Jono: Jason, you have honours degrees in both biokinetics and sports science, and extensive work experience in elite sport, including KZN10 sport, what has always intrigued me personally is how do the bio and physio work together?
Jason: “Jono basically the difference between a bio and physio is that the physio handles the initial phase of injury, while the bio takes over from the physio so that the athlete can to return to play.
“Physios handle the acute injury – they deal with chronic injuries as well, but acute being the initial injury once it’s occurred. Physios handle the fibro-blast repair phase, which is the inflammation; they help the muscle heal, the swelling, the initial healing.
“Once the ‘wound’ has healed and there is pain-free range of motion, there will be a handover from the physio to the bio.
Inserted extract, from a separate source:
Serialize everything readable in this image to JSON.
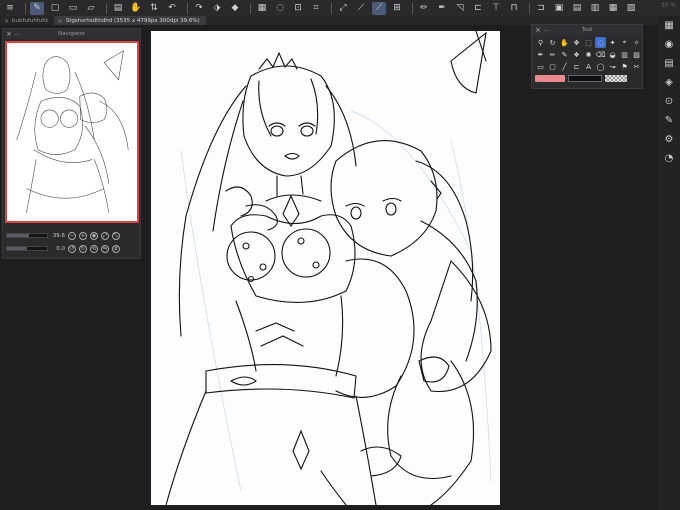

Those muscles have atrophied; they have become weaker because they haven’t been used.
“So the biokineticist’s job is to strengthen those muscles to make sure that (a) the injury doesn’t re-occur and (b) also to get the player up-to-speed with his fitness so that he can get back into the match arena.”
Jason certainly knows his stuff, having completed his internship at the Sharks under the guidance of the legendary Jimmy Wright, a man with 30-plus years’ experience in the field in dealing with professional athletes.
Jason: “Yes, Jono, from Jimmy I learnt so much; every time I sat with Jimmy there was something new to take away. I was privileged in having that exposure at such a high level and it laid the foundation for my working with schoolboy teams.”
An interesting aside is that Jason is a big fan of athletics; the sports code being a vital component in the physical development of athletes no matter their sports code of choice, that is, their sports code that involves running as a specific skill in the sport.
Jason: “Jono, in many sports codes it’s essentially all about the mechanics of running. And that is where the sport of athletics comes in.
“From a young age, most [KZN10] boys haven’t been taught how to run efficiently, so from a bio-mechanical point of view more emphasis on athletics in the first school term would definitely aid speedwork, fitness and injury prevention, while the benefits of cross-over training into, for example, the rugby, hockey and soccer seasons, to name but three, will go a long way towards minimising needless injuries.”
Jono: Thanks Jason, certainly much food for thought, and in your employers’ case, Maritzburg College is perfectly placed to take advantage of this insight now that an internationally accredited athletics stadium lies literally a hop, step and jump from the school precinct in Princess Margaret Drive.
Roll on the rest of 2019 – and, of course, a bright new start with the year 2020 not far away. KZN10.com can barely wait.